[Start of Attachment]

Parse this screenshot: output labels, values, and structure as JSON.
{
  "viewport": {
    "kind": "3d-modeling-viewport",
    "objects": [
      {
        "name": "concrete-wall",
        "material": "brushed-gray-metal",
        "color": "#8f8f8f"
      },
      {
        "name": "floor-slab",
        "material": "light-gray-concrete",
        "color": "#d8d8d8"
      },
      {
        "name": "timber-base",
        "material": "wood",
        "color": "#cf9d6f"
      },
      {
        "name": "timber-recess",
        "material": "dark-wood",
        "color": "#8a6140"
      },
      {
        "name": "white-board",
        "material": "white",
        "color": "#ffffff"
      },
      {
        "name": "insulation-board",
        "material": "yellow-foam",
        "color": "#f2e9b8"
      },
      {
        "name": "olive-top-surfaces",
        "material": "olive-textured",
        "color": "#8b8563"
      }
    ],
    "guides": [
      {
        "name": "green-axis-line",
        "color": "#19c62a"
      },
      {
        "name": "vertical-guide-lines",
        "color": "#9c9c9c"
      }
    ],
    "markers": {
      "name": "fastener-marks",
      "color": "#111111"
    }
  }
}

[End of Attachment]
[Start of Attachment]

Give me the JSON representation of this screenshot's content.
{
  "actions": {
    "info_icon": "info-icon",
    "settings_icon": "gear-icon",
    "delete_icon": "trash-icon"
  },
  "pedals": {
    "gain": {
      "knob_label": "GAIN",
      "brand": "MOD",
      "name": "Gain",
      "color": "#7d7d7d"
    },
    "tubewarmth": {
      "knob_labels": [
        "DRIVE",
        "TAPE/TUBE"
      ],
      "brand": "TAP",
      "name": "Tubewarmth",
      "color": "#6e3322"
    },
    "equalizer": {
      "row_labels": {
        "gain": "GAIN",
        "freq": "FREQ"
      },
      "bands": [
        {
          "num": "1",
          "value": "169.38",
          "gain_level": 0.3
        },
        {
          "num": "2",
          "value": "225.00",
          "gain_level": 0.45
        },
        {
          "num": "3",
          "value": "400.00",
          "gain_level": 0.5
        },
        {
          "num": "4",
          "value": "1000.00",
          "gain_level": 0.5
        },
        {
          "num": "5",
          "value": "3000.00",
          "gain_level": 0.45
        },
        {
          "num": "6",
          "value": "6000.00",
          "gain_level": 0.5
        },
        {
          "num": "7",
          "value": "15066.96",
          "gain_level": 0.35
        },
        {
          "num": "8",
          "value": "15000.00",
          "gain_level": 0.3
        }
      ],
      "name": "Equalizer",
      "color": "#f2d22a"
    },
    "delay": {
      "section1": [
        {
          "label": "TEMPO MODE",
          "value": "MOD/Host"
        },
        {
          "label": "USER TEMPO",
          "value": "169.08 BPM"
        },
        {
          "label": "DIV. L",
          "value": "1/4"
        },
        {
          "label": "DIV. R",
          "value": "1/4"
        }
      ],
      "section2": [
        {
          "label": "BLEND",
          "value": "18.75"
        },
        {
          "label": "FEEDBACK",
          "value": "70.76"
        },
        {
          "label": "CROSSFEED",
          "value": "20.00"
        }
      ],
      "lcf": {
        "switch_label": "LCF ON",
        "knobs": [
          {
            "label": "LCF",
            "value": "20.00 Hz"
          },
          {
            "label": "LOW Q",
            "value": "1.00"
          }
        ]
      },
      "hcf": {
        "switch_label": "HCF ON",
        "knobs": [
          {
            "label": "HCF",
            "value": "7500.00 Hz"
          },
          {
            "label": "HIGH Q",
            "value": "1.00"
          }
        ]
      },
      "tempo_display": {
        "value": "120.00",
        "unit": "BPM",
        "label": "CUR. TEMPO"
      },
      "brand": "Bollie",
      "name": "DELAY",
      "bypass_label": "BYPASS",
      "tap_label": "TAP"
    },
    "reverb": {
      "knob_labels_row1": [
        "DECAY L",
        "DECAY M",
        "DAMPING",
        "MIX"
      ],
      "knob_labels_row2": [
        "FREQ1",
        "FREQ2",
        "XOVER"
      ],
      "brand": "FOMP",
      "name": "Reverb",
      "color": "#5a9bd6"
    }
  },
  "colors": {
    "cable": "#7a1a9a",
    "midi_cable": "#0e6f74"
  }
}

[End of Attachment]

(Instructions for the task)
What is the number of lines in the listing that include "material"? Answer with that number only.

(Exercise result)
7